===== DATASET CONTENT =====
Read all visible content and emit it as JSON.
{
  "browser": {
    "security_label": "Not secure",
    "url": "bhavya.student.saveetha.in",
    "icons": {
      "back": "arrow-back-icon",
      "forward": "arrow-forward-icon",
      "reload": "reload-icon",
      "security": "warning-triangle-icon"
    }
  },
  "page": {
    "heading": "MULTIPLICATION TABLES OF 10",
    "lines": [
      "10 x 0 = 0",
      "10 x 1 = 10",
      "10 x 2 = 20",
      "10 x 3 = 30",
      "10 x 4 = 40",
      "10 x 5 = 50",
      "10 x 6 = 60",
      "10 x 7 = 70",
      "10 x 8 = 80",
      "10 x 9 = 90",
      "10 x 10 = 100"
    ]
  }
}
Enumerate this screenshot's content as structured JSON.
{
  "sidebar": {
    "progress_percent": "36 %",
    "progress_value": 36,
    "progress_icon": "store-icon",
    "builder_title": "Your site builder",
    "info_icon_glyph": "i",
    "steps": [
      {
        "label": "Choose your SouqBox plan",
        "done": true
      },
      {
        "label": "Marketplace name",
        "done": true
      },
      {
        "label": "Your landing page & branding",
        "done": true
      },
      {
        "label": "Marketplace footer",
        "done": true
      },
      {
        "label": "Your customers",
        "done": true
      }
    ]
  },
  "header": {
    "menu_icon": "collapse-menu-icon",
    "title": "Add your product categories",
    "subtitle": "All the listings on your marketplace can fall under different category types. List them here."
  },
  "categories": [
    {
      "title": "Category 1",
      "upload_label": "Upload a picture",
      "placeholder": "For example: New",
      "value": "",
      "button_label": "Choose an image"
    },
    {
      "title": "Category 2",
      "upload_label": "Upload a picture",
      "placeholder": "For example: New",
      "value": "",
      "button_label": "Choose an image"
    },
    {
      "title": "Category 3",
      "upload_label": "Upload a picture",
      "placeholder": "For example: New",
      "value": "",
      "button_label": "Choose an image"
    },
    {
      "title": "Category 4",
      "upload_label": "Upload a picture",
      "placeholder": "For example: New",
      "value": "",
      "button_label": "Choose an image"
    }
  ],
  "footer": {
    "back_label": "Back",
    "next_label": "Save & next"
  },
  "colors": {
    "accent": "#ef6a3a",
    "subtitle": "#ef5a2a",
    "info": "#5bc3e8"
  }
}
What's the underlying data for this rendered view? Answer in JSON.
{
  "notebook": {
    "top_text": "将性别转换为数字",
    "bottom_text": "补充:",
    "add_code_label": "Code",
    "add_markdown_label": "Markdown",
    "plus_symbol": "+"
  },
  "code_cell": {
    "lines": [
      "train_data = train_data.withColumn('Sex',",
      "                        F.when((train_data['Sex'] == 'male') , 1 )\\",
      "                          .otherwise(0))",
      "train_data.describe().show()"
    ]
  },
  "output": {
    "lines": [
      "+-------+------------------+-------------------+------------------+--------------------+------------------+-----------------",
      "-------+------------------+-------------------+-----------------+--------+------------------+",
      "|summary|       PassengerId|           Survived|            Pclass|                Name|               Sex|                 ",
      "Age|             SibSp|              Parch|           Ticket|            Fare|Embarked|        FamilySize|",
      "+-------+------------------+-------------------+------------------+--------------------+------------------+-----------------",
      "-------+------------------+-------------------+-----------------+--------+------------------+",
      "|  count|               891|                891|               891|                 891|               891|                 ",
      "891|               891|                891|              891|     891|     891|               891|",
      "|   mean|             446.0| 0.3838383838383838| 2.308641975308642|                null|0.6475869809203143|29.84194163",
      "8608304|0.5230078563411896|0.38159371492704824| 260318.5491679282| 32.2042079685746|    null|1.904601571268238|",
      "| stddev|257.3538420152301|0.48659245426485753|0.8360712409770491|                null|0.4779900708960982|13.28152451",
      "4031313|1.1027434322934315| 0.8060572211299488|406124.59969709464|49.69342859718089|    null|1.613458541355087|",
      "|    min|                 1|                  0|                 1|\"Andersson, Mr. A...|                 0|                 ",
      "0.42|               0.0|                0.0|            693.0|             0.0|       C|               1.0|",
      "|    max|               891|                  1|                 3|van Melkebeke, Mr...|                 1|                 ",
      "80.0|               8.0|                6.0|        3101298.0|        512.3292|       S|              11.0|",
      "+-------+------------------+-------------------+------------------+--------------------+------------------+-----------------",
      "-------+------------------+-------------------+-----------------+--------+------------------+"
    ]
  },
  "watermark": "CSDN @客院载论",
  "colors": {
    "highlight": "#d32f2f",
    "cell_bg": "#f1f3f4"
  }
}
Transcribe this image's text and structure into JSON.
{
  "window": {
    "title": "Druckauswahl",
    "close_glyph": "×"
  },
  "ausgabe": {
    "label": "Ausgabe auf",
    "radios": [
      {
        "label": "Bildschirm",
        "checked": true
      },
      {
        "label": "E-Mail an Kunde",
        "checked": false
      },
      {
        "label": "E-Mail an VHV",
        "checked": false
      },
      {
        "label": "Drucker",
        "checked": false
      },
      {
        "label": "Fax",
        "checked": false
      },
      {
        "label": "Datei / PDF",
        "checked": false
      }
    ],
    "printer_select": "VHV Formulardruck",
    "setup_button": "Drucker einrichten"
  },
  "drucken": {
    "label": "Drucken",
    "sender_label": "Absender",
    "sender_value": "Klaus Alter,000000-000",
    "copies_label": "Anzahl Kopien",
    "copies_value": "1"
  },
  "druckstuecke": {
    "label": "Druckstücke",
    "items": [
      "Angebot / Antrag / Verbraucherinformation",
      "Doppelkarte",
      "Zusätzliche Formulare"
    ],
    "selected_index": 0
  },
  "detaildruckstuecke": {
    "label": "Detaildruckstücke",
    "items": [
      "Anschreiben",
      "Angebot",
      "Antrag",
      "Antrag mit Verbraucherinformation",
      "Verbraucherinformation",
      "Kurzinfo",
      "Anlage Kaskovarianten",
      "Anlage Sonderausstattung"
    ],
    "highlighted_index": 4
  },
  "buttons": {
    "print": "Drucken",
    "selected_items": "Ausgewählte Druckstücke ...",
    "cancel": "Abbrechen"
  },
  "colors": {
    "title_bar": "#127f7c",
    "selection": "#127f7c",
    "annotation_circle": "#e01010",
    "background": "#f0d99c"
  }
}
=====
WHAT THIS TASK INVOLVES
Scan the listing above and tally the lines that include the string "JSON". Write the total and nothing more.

YOUR RESPONSE
4